*Data for processing*:
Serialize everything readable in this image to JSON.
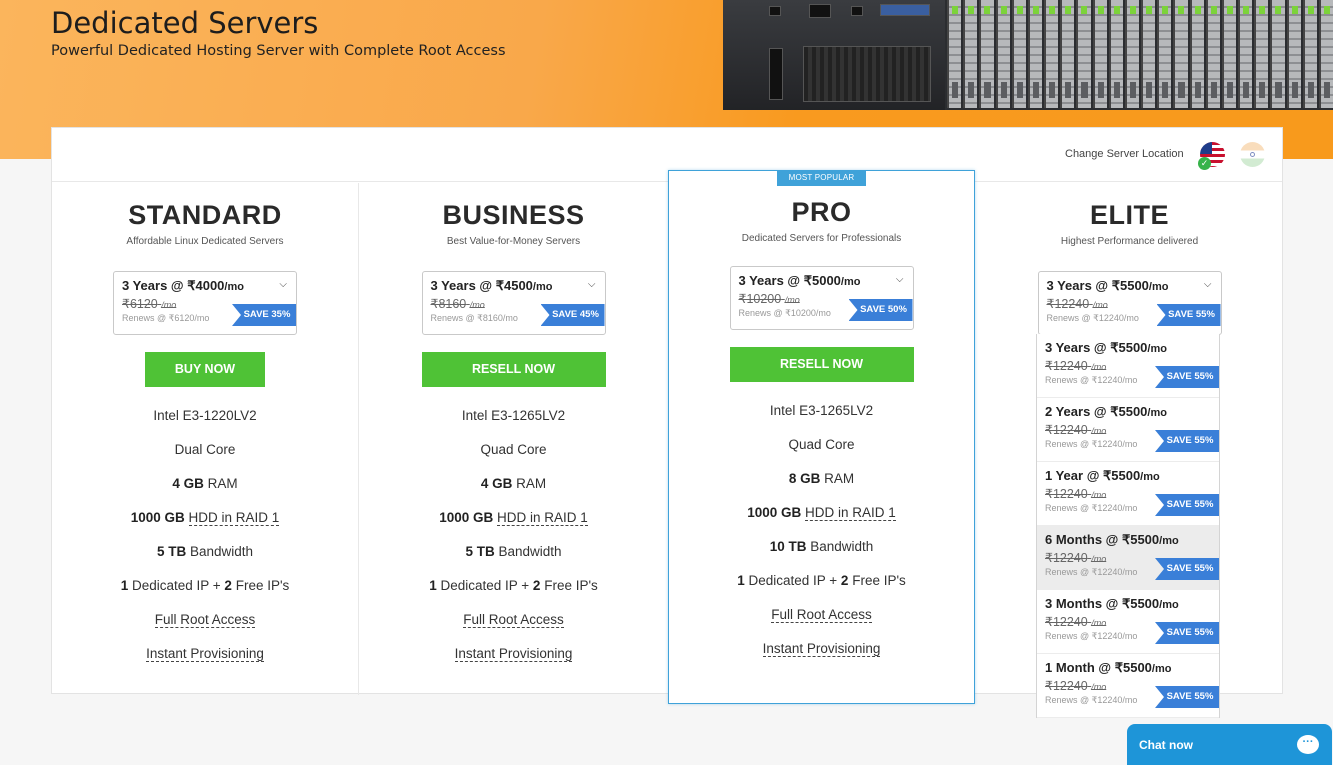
{
  "hero": {
    "title": "Dedicated Servers",
    "subtitle": "Powerful Dedicated Hosting Server with Complete Root Access"
  },
  "location": {
    "label": "Change Server Location",
    "flags": [
      "us-flag-icon",
      "india-flag-icon"
    ],
    "selected": "us"
  },
  "colors": {
    "hero_orange": "#f99a1f",
    "button_green": "#4fc236",
    "save_blue": "#3a7fd8",
    "popular_blue": "#3fa2d9",
    "chat_blue": "#1e95d8"
  },
  "plans": [
    {
      "name": "STANDARD",
      "tagline": "Affordable Linux Dedicated Servers",
      "term": "3 Years @ ₹4000",
      "per": "/mo",
      "old_price": "₹6120",
      "old_per": "/mo",
      "renews": "Renews @ ₹6120/mo",
      "save": "SAVE 35%",
      "button": "BUY NOW",
      "cpu": "Intel E3-1220LV2",
      "cores": "Dual Core",
      "ram_val": "4 GB",
      "ram_unit": "RAM",
      "disk_val": "1000 GB",
      "disk_type": "HDD in RAID 1",
      "bw_val": "5 TB",
      "bw_unit": "Bandwidth",
      "ip_a": "1",
      "ip_mid": "Dedicated IP +",
      "ip_b": "2",
      "ip_end": "Free IP's",
      "root": "Full Root Access",
      "provision": "Instant Provisioning"
    },
    {
      "name": "BUSINESS",
      "tagline": "Best Value-for-Money Servers",
      "term": "3 Years @ ₹4500",
      "per": "/mo",
      "old_price": "₹8160",
      "old_per": "/mo",
      "renews": "Renews @ ₹8160/mo",
      "save": "SAVE 45%",
      "button": "RESELL NOW",
      "cpu": "Intel E3-1265LV2",
      "cores": "Quad Core",
      "ram_val": "4 GB",
      "ram_unit": "RAM",
      "disk_val": "1000 GB",
      "disk_type": "HDD in RAID 1",
      "bw_val": "5 TB",
      "bw_unit": "Bandwidth",
      "ip_a": "1",
      "ip_mid": "Dedicated IP +",
      "ip_b": "2",
      "ip_end": "Free IP's",
      "root": "Full Root Access",
      "provision": "Instant Provisioning"
    },
    {
      "name": "PRO",
      "badge": "MOST POPULAR",
      "tagline": "Dedicated Servers for Professionals",
      "term": "3 Years @ ₹5000",
      "per": "/mo",
      "old_price": "₹10200",
      "old_per": "/mo",
      "renews": "Renews @ ₹10200/mo",
      "save": "SAVE 50%",
      "button": "RESELL NOW",
      "cpu": "Intel E3-1265LV2",
      "cores": "Quad Core",
      "ram_val": "8 GB",
      "ram_unit": "RAM",
      "disk_val": "1000 GB",
      "disk_type": "HDD in RAID 1",
      "bw_val": "10 TB",
      "bw_unit": "Bandwidth",
      "ip_a": "1",
      "ip_mid": "Dedicated IP +",
      "ip_b": "2",
      "ip_end": "Free IP's",
      "root": "Full Root Access",
      "provision": "Instant Provisioning"
    },
    {
      "name": "ELITE",
      "tagline": "Highest Performance delivered",
      "term": "3 Years @ ₹5500",
      "per": "/mo",
      "old_price": "₹12240",
      "old_per": "/mo",
      "renews": "Renews @ ₹12240/mo",
      "save": "SAVE 55%"
    }
  ],
  "elite_options": [
    {
      "term": "3 Years @ ₹5500",
      "per": "/mo",
      "old_price": "₹12240",
      "old_per": "/mo",
      "renews": "Renews @ ₹12240/mo",
      "save": "SAVE 55%"
    },
    {
      "term": "2 Years @ ₹5500",
      "per": "/mo",
      "old_price": "₹12240",
      "old_per": "/mo",
      "renews": "Renews @ ₹12240/mo",
      "save": "SAVE 55%"
    },
    {
      "term": "1 Year @ ₹5500",
      "per": "/mo",
      "old_price": "₹12240",
      "old_per": "/mo",
      "renews": "Renews @ ₹12240/mo",
      "save": "SAVE 55%"
    },
    {
      "term": "6 Months @ ₹5500",
      "per": "/mo",
      "old_price": "₹12240",
      "old_per": "/mo",
      "renews": "Renews @ ₹12240/mo",
      "save": "SAVE 55%",
      "highlighted": true
    },
    {
      "term": "3 Months @ ₹5500",
      "per": "/mo",
      "old_price": "₹12240",
      "old_per": "/mo",
      "renews": "Renews @ ₹12240/mo",
      "save": "SAVE 55%"
    },
    {
      "term": "1 Month @ ₹5500",
      "per": "/mo",
      "old_price": "₹12240",
      "old_per": "/mo",
      "renews": "Renews @ ₹12240/mo",
      "save": "SAVE 55%"
    }
  ],
  "chat": {
    "label": "Chat now",
    "icon": "chat-bubble-icon"
  }
}
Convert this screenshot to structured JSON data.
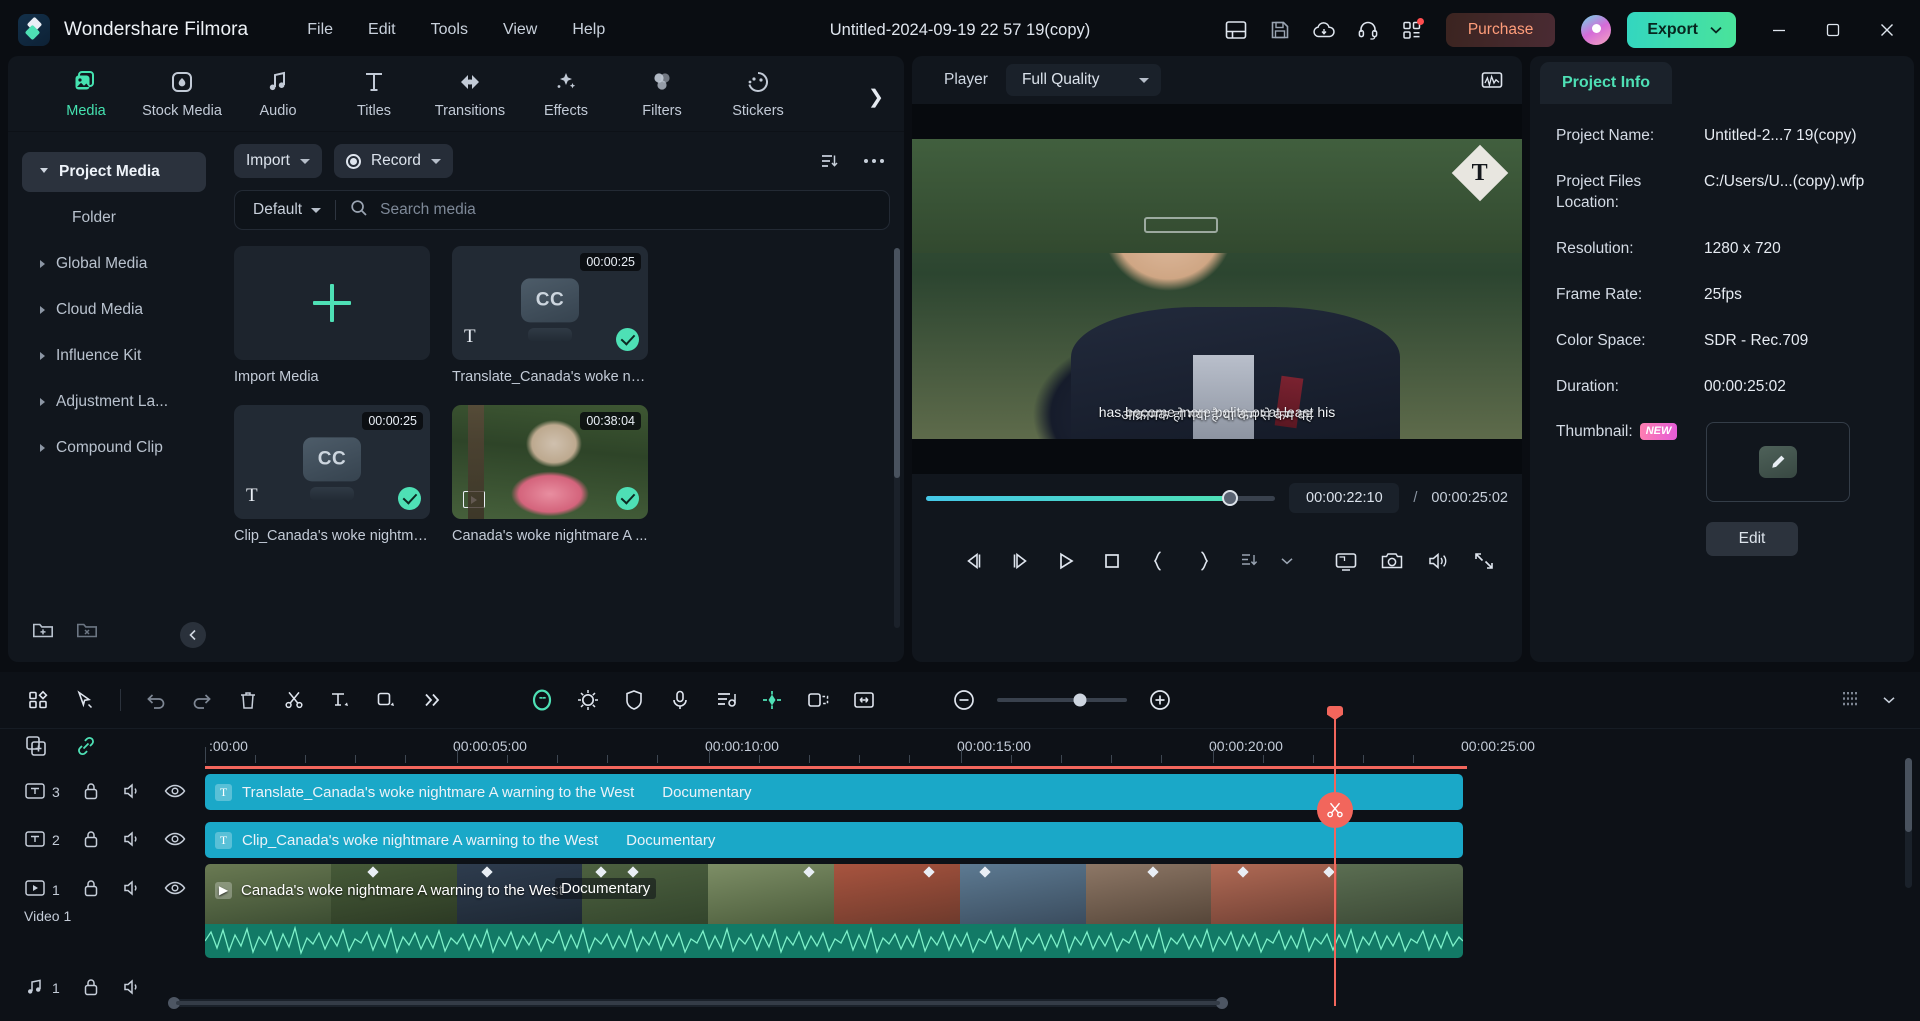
{
  "titlebar": {
    "brand": "Wondershare Filmora",
    "menus": [
      "File",
      "Edit",
      "Tools",
      "View",
      "Help"
    ],
    "project_title": "Untitled-2024-09-19 22 57 19(copy)",
    "icons": [
      "layout-icon",
      "save-icon",
      "cloud-upload-icon",
      "headset-icon",
      "apps-grid-icon"
    ],
    "purchase_label": "Purchase",
    "export_label": "Export",
    "window_controls": [
      "minimize",
      "maximize",
      "close"
    ]
  },
  "media_panel": {
    "tabs": [
      {
        "label": "Media",
        "icon": "media-icon",
        "active": true
      },
      {
        "label": "Stock Media",
        "icon": "stock-media-icon",
        "active": false
      },
      {
        "label": "Audio",
        "icon": "audio-note-icon",
        "active": false
      },
      {
        "label": "Titles",
        "icon": "titles-t-icon",
        "active": false
      },
      {
        "label": "Transitions",
        "icon": "transitions-icon",
        "active": false
      },
      {
        "label": "Effects",
        "icon": "effects-wand-icon",
        "active": false
      },
      {
        "label": "Filters",
        "icon": "filters-icon",
        "active": false
      },
      {
        "label": "Stickers",
        "icon": "stickers-icon",
        "active": false
      }
    ],
    "sidebar": [
      {
        "label": "Project Media",
        "selected": true,
        "expanded": true
      },
      {
        "label": "Folder",
        "selected": false,
        "sub": true
      },
      {
        "label": "Global Media",
        "selected": false
      },
      {
        "label": "Cloud Media",
        "selected": false
      },
      {
        "label": "Influence Kit",
        "selected": false
      },
      {
        "label": "Adjustment La...",
        "selected": false
      },
      {
        "label": "Compound Clip",
        "selected": false
      }
    ],
    "toolbar": {
      "import_label": "Import",
      "record_label": "Record",
      "filter_icon": "filter-icon",
      "more_icon": "more-horizontal-icon"
    },
    "search": {
      "sort_label": "Default",
      "placeholder": "Search media",
      "value": ""
    },
    "items": [
      {
        "caption": "Import Media",
        "kind": "import",
        "duration": "",
        "selected": false
      },
      {
        "caption": "Translate_Canada's woke nig...",
        "kind": "cc",
        "duration": "00:00:25",
        "selected": true
      },
      {
        "caption": "Clip_Canada's woke nightma...",
        "kind": "cc",
        "duration": "00:00:25",
        "selected": true
      },
      {
        "caption": "Canada's woke nightmare A ...",
        "kind": "video",
        "duration": "00:38:04",
        "selected": true
      }
    ]
  },
  "player": {
    "label": "Player",
    "quality": "Full Quality",
    "waveform_icon": "waveform-icon",
    "subtitle_line1": "has become more polite or at least his",
    "subtitle_line2": "आक्रामक हो गया है या कम से कम वह",
    "channel_logo": "T",
    "current_time": "00:00:22:10",
    "time_separator": "/",
    "total_time": "00:00:25:02",
    "progress_percent": 87,
    "controls": [
      {
        "icon": "prev-frame-icon",
        "name": "previous-frame-button"
      },
      {
        "icon": "next-frame-icon",
        "name": "next-frame-button"
      },
      {
        "icon": "play-icon",
        "name": "play-button"
      },
      {
        "icon": "stop-icon",
        "name": "stop-button"
      },
      {
        "icon": "mark-in-icon",
        "name": "mark-in-button"
      },
      {
        "icon": "mark-out-icon",
        "name": "mark-out-button"
      },
      {
        "icon": "snapshot-markers-icon",
        "name": "markers-button"
      },
      {
        "icon": "chevron-down-icon",
        "name": "markers-dropdown"
      },
      {
        "icon": "fullscreen-monitor-icon",
        "name": "display-button"
      },
      {
        "icon": "camera-icon",
        "name": "snapshot-button"
      },
      {
        "icon": "volume-icon",
        "name": "volume-button"
      },
      {
        "icon": "expand-icon",
        "name": "fullscreen-button"
      }
    ]
  },
  "project_info": {
    "tab_label": "Project Info",
    "rows": [
      {
        "label": "Project Name:",
        "value": "Untitled-2...7 19(copy)"
      },
      {
        "label": "Project Files Location:",
        "value": "C:/Users/U...(copy).wfp"
      },
      {
        "label": "Resolution:",
        "value": "1280 x 720"
      },
      {
        "label": "Frame Rate:",
        "value": "25fps"
      },
      {
        "label": "Color Space:",
        "value": "SDR - Rec.709"
      },
      {
        "label": "Duration:",
        "value": "00:00:25:02"
      }
    ],
    "thumbnail_label": "Thumbnail:",
    "thumbnail_badge": "NEW",
    "edit_label": "Edit"
  },
  "timeline": {
    "toolbar_left": [
      "grid-view-icon",
      "select-tool-icon",
      "divider",
      "undo-icon",
      "redo-icon",
      "delete-icon",
      "split-scissors-icon",
      "add-text-icon",
      "crop-icon",
      "more-chevrons-icon"
    ],
    "toolbar_center": [
      "ai-smart-icon",
      "color-settings-icon",
      "mask-shield-icon",
      "mic-icon",
      "audio-mix-icon",
      "keyframe-icon",
      "auto-reframe-icon",
      "fit-icon"
    ],
    "zoom_out_icon": "zoom-out-icon",
    "zoom_in_icon": "zoom-in-icon",
    "zoom_percent": 64,
    "toolbar_right": [
      "marker-grid-icon",
      "chevron-down-icon"
    ],
    "head_icons": [
      "add-track-icon",
      "link-icon"
    ],
    "ruler_labels": [
      ":00:00",
      "00:00:05:00",
      "00:00:10:00",
      "00:00:15:00",
      "00:00:20:00",
      "00:00:25:00"
    ],
    "playhead_time": "00:00:22:10",
    "tracks": [
      {
        "number": "3",
        "icon": "text-track-icon",
        "type": "text",
        "clip_title": "Translate_Canada's woke nightmare A warning to the West",
        "clip_suffix": "Documentary",
        "controls": [
          "lock-icon",
          "mute-icon",
          "eye-icon"
        ]
      },
      {
        "number": "2",
        "icon": "text-track-icon",
        "type": "text",
        "clip_title": "Clip_Canada's woke nightmare A warning to the West",
        "clip_suffix": "Documentary",
        "controls": [
          "lock-icon",
          "mute-icon",
          "eye-icon"
        ]
      },
      {
        "number": "1",
        "icon": "video-track-icon",
        "type": "video",
        "name": "Video 1",
        "clip_title": "Canada's woke nightmare A warning to the West",
        "clip_suffix": "Documentary",
        "controls": [
          "lock-icon",
          "mute-icon",
          "eye-icon"
        ]
      },
      {
        "number": "1",
        "icon": "audio-track-icon",
        "type": "audio",
        "controls": [
          "lock-icon",
          "mute-icon"
        ]
      }
    ],
    "split_icon": "scissors-icon"
  },
  "colors": {
    "accent": "#4ee0b5",
    "playhead": "#f2665c",
    "text_clip": "#1aa8c8",
    "audio_clip": "#127a66",
    "purchase": "#ff9d7a"
  }
}
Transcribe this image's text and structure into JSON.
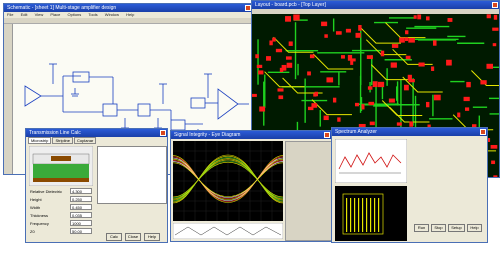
{
  "schematic": {
    "title": "Schematic - [sheet 1] Multi-stage amplifier design",
    "menu": [
      "File",
      "Edit",
      "View",
      "Place",
      "Options",
      "Tools",
      "Window",
      "Help"
    ]
  },
  "pcb": {
    "title": "Layout - board.pcb - [Top Layer]"
  },
  "tline": {
    "title": "Transmission Line Calc",
    "tabs": [
      "Microstrip",
      "Stripline",
      "Coplanar"
    ],
    "fields": [
      {
        "label": "Relative Dielectric",
        "value": "4.300"
      },
      {
        "label": "Height",
        "value": "0.250"
      },
      {
        "label": "Width",
        "value": "0.450"
      },
      {
        "label": "Thickness",
        "value": "0.035"
      },
      {
        "label": "Frequency",
        "value": "1000"
      },
      {
        "label": "Z0",
        "value": "50.00"
      }
    ],
    "buttons": [
      "Calc",
      "Close",
      "Help"
    ]
  },
  "scope": {
    "title": "Signal Integrity - Eye Diagram"
  },
  "analyzer": {
    "title": "Spectrum Analyzer",
    "buttons": [
      "Run",
      "Stop",
      "Setup",
      "Help"
    ]
  },
  "colors": {
    "pcb_bg": "#001a00",
    "trace_green": "#1fd11f",
    "pad_red": "#ff1a1a",
    "trace_yellow": "#e6e600",
    "schematic_wire": "#1a3fc0",
    "title_blue": "#1a3fa8",
    "window_face": "#ece9d8"
  }
}
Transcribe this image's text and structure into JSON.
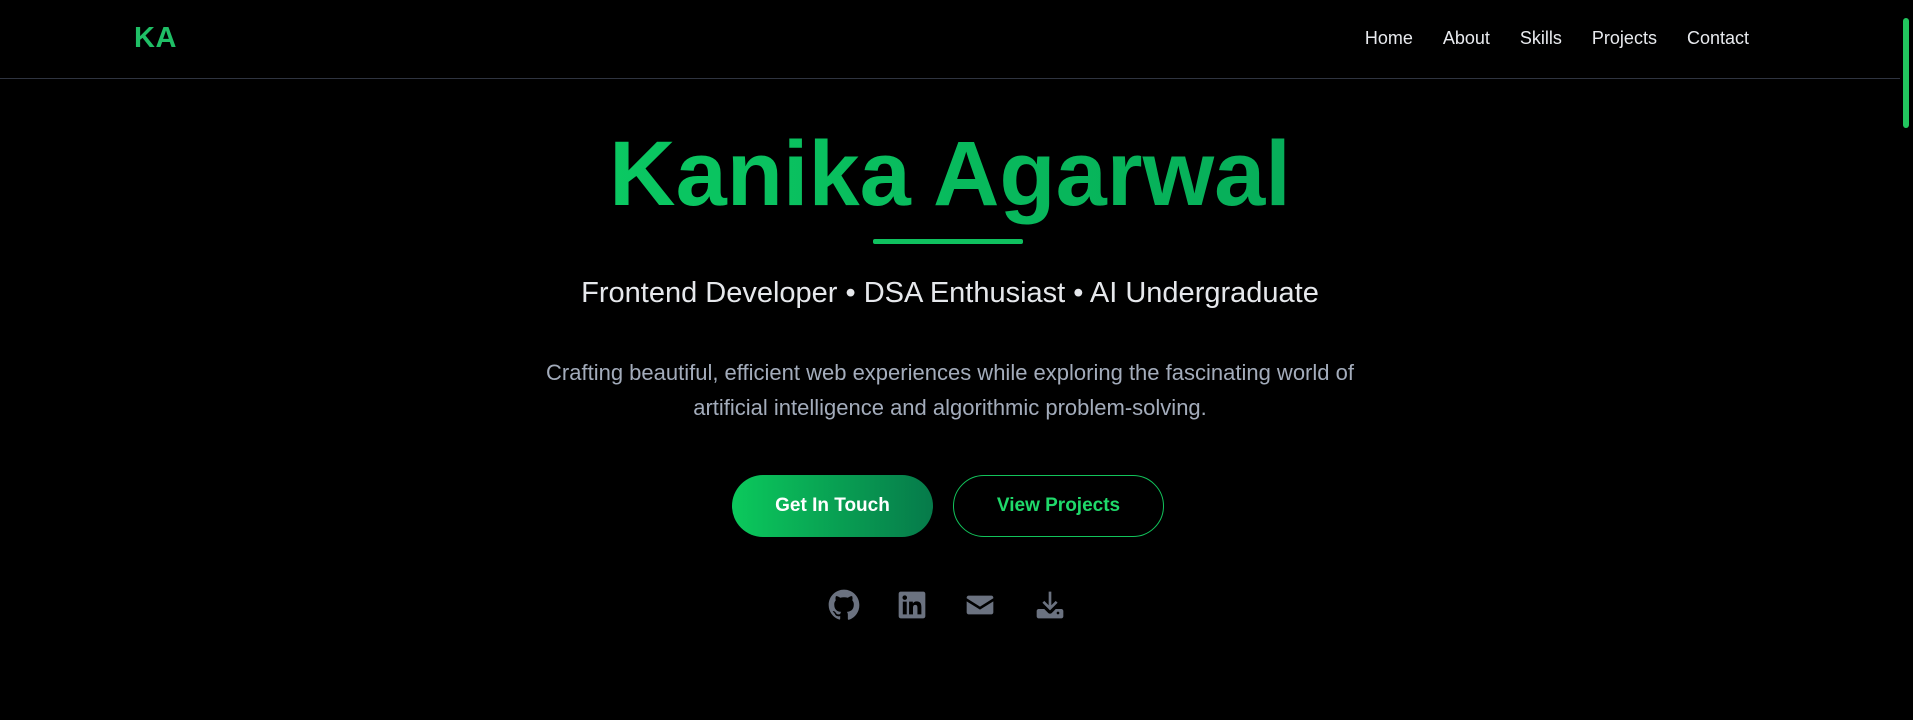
{
  "navbar": {
    "logo": "KA",
    "links": [
      "Home",
      "About",
      "Skills",
      "Projects",
      "Contact"
    ]
  },
  "hero": {
    "name": "Kanika Agarwal",
    "subtitle": "Frontend Developer • DSA Enthusiast • AI Undergraduate",
    "description": "Crafting beautiful, efficient web experiences while exploring the fascinating world of artificial intelligence and algorithmic problem-solving.",
    "primary_button": "Get In Touch",
    "secondary_button": "View Projects"
  },
  "social_icons": [
    "github-icon",
    "linkedin-icon",
    "email-icon",
    "download-icon"
  ],
  "colors": {
    "background": "#000000",
    "accent": "#1fbf66",
    "accent_bright": "#0fe06b",
    "text_primary": "#e6e8ec",
    "text_muted": "#a3acbb",
    "icon_gray": "#6b7280"
  }
}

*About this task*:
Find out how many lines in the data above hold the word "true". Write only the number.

*Problem solution*:
8